As short-term participants at ARI, we got the chance to experience some of these highs and lows as well. Unquestionably, one of the highlights of the trip was a wedding that took place on the farm while we were there. The main gathering area where we ate together and spent our evening free time was transformed into this beautiful wedding venue by hanging white bed sheets over the windows and draping handmade decorations across the ceiling. Our group got to pitch in and baked wedding cakes and folded origami centerpieces for the tables and in general were swept up and invited to participate in the making of this really exciting celebration, even though most of us had just met the couple about a week or two prior. Though we were only temporary residents, we were never treated as anything less than family and got to experience some of the real joys of living in a community.

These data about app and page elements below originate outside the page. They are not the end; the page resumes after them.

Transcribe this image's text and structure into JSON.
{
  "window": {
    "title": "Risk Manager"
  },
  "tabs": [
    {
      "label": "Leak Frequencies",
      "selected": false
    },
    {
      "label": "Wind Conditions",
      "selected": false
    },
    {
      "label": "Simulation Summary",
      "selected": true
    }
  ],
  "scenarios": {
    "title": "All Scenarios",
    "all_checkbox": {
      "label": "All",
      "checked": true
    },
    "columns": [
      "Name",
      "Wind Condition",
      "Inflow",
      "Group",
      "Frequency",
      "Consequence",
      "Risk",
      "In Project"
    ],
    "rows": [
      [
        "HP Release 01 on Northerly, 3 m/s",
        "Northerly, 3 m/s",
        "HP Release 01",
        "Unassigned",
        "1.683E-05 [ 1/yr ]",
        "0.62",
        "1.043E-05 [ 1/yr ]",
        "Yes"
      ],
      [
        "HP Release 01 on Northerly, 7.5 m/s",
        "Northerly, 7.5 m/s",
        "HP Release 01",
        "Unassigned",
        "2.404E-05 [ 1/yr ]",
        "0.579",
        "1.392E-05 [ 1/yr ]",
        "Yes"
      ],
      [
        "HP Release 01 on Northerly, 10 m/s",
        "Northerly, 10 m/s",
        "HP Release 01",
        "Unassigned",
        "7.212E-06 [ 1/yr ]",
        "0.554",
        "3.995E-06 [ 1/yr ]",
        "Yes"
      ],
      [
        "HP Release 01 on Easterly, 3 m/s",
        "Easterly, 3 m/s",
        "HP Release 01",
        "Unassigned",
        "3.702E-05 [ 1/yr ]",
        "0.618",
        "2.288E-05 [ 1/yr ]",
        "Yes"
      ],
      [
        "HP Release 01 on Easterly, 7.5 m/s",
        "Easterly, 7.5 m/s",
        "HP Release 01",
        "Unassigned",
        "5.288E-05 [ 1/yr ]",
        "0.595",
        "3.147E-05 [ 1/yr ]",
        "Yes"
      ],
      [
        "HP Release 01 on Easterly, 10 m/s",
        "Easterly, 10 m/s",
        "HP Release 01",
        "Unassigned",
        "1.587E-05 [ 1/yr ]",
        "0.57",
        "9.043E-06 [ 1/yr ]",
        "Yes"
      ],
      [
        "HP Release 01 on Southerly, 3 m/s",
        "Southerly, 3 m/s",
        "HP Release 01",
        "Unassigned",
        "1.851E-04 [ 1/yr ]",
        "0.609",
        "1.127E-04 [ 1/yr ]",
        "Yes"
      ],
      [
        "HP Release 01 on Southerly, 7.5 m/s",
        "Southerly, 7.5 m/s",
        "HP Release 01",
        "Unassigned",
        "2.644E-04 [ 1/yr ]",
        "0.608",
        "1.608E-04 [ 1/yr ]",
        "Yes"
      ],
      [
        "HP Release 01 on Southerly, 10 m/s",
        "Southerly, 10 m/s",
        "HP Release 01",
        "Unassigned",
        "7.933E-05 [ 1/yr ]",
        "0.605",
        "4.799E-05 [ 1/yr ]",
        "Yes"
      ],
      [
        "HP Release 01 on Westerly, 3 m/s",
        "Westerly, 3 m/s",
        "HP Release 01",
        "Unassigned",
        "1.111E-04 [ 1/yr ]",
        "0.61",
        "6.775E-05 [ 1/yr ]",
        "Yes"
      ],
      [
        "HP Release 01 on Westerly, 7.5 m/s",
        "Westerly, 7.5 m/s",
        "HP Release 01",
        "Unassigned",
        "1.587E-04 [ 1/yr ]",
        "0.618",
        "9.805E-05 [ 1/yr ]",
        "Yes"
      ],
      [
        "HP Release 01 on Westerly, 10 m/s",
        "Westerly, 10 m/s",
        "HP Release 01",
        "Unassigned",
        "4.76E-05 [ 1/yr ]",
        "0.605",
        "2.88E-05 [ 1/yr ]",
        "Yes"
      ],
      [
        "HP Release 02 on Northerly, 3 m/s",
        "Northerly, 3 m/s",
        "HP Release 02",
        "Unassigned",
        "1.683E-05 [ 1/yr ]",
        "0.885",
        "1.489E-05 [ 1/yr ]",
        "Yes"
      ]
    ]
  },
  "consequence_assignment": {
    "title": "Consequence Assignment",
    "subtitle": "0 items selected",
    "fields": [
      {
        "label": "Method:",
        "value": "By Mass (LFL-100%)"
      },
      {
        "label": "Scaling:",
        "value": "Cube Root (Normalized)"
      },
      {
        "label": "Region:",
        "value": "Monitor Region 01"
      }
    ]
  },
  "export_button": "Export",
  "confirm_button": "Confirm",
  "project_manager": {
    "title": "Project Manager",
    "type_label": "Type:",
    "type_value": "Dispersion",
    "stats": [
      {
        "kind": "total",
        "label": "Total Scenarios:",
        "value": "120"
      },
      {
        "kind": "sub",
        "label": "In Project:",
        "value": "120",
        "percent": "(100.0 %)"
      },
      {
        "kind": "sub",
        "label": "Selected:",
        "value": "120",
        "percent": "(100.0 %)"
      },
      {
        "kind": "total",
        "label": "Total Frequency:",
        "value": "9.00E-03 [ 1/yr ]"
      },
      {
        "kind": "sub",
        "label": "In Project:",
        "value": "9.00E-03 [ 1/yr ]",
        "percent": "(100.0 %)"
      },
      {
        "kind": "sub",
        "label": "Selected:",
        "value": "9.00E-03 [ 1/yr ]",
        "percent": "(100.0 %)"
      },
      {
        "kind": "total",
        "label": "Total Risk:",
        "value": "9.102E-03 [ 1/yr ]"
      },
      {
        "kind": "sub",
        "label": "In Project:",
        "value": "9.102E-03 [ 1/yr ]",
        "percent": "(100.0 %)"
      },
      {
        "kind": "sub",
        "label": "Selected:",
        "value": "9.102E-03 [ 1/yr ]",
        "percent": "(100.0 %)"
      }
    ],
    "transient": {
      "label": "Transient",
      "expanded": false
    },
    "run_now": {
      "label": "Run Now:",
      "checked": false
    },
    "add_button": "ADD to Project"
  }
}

During our month in Japan, we also were faced with the aftermath of an unimaginable tragedy. The Fukushima Daiichi nuclear disaster of March 11th, 2011 forever changed the Japanese landscape. Even after the radiation naturally decays away and the area affected by the tsunami is rebuilt and repopulated, the fear and the sorrow from this accident will remain in the collective consciousness of the Japanese population for generations to come. The only way to recover from and thrive despite such a disaster is to come together as a community. We witnessed so many examples of this, from a women’s group in Iitate dedicated to showcasing the safety of Fukushima food products and preserving their cultural heritage, to groups of volunteers who scour the coastline and continue to reunite families with lost items five years after the tsunami, to two of many radiation testing centers that work to educate their communities while restoring a sense of agency and confidence. One of these testing centers is housed at and funded by ARI, known as the ARI Becquerel Center. The Becquerel Center serves the entire surrounding community, testing crop and water samples in addition to school lunches for unsafe levels of radiation. The formation of this center is part of a larger community response to the Fukushima disaster, and is the product of the local population deciding to stand together and take action for themselves, rather than living in fear of the unknown on the very land that sustains them. This is the flipside of community. While celebrations are inclusive and more joyful because of the people you share it with, the bonds of community also provide resilience in the face of hard times and make it possible to survive in what often seems like an unforgiving world.
Since we’ve been back on campus, our entire group has become more aware of the bonds that inextricably tie us together. This awareness has translated into an appreciation and a questioning of the food we eat in the caf. I for one have taken many more walks in the natural lands than I used to and spend more time appreciating the friendships I have. Maybe it hasn’t come about by hours spent chopping wood together or bonding over freezing fingers after picking carrots all morning, but we have an amazing community here at Saint Olaf. Not only does this mean that our high points as individuals are elevated even higher, but it also means that we need to be conscious of our environment and the people around us, so that we can come together and provide support in difficult times.